Wednesday, July 27, 2011

I beg to disagree, Mr. Higdon

My biggest mistake I ever made running was to try to run hard all the time.  For at least one season a few years ago, I turned training runs into races, never ran easy ever  and hardly took a day off.  It worked for a while – I certainly got faster – but then staleness and over-training ensued and I actually had to stop running completely for several weeks to recover. 

So I was really surprised when I saw this on Hal Higdon’s Facebook page this morning:

“TODAY'S TIP: A runner asked how fast he should run on his easy days. Should he run faster than race pace or slower? My answer was, yes! That's the answer--yes--and I was not being facetious. On some days you will feel great and may run fast. On other days, possibly because you ran hard the previous day, you'll feel like toast and will want to run slow and short. It varies from day to day.”
 
What? Race pace on easy days? I thought the idea with easy days is to take it easy so that you can run fast/race pace - whatever - on 'not easy' days such as track, tempo, Saturday pace runs. If you're going to run race pace or faster on 'easy' days, what is the sense of even having easy days on a schedule?

Hal Higdon is a much revered ‘elder statesman’ of running and his marathon programs are amongst the best; I am actually using his Intermediate II program right now. However, the advice to run at race pace or even faster on easy days is bad. For older & slower and beginner runners, it could lead to injuries and over-training. I think there is a consensus amongst most long-distance running coaches that long runs and certainly easy days should be run at a pace of a minute or more below anticipated race pace. Or if you go by heart rate, at a HR not to exceed your aerobic threshold. Race pace or faster should be used only on tempo runs, track, designated pace runs and races. 
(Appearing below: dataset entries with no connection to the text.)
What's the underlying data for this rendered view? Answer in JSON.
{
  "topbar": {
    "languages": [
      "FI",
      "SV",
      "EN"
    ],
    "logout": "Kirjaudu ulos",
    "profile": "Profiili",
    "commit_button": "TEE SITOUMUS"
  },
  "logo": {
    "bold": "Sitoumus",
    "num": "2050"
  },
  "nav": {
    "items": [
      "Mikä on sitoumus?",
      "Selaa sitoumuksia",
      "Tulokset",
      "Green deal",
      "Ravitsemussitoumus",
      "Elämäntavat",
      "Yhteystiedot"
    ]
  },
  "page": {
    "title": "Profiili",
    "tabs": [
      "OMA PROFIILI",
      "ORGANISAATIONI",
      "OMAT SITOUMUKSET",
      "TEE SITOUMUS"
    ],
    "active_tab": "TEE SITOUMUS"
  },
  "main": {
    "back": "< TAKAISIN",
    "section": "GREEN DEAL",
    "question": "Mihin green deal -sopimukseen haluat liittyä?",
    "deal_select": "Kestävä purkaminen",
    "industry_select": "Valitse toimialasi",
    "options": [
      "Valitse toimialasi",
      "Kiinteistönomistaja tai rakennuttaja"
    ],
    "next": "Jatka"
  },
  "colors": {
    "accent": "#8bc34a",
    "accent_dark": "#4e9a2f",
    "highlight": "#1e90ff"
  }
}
Almost forgot:  The downward trend continues.  162 lbs today, down by one more pound for the week.  Cumulative loss now 13 lbs from the starting weight of 175 and (just) 12 lbs to go to 150.  Of course I know I am going to start running into some serious plateaus one of these days.  The ‘easy’ weight is gone, now starts the hard part, trying to get rid of the tenacious midriff bulge. 

I was not exactly looking forward to last night’s (Tuesday) track run.  Some work issues made me late to start with, and it was still very hot – definitely low 90’s Fahrenheit - by the time I started to warm up on the bright blue artificial lanes at Rice University.  My first fast mile was around 7:40 or so, I think.  After all these years you’d think I can operate the two little buttons on the Garmin, properly.  Think again.  I did get the last two though:  7:10 and 6:58 pace respectively.  Without killing myself, although the heart rate went up to 165 right towards the end.  Not too many weeks ago I battled to run the mile repeats at 8:00 pace, so this is quite an improvement!

4 comments:

Amy said...

I agree with you - easy days should be easy and should definitely feel easy - almost "too" easy. but sometimes we have those days where we just feel really good and running fast is too tempting! So maybe that's what he means?
Good job on the weight loss - you have done really well!
I am working with the Appetite for Reduction cookbook right now and enjoying the recipes.

Melissa said...

I think he meant - run faster if you feel like running faster than race pace because you will have days when you don't feel like running fast.

Bert said...

I guess that is what he meant but even so it is bad advice. Even if you feel like running fast, or you just really feel good, you should not run scheduled 'easy' runs at anything close to anticipated race pace. Easy runs should be easy, period. They are supposed to be part of recovery, a hiatus between hard runs, pace runs, speed work, whatever. Also many runners can't tell if they're tired or not, they will run too fast too often, if given half a chance.

Teamarcia said...

I agree. Easy days = easy pace. Wow you've made amazing progress on your mile repeats. You give me hope!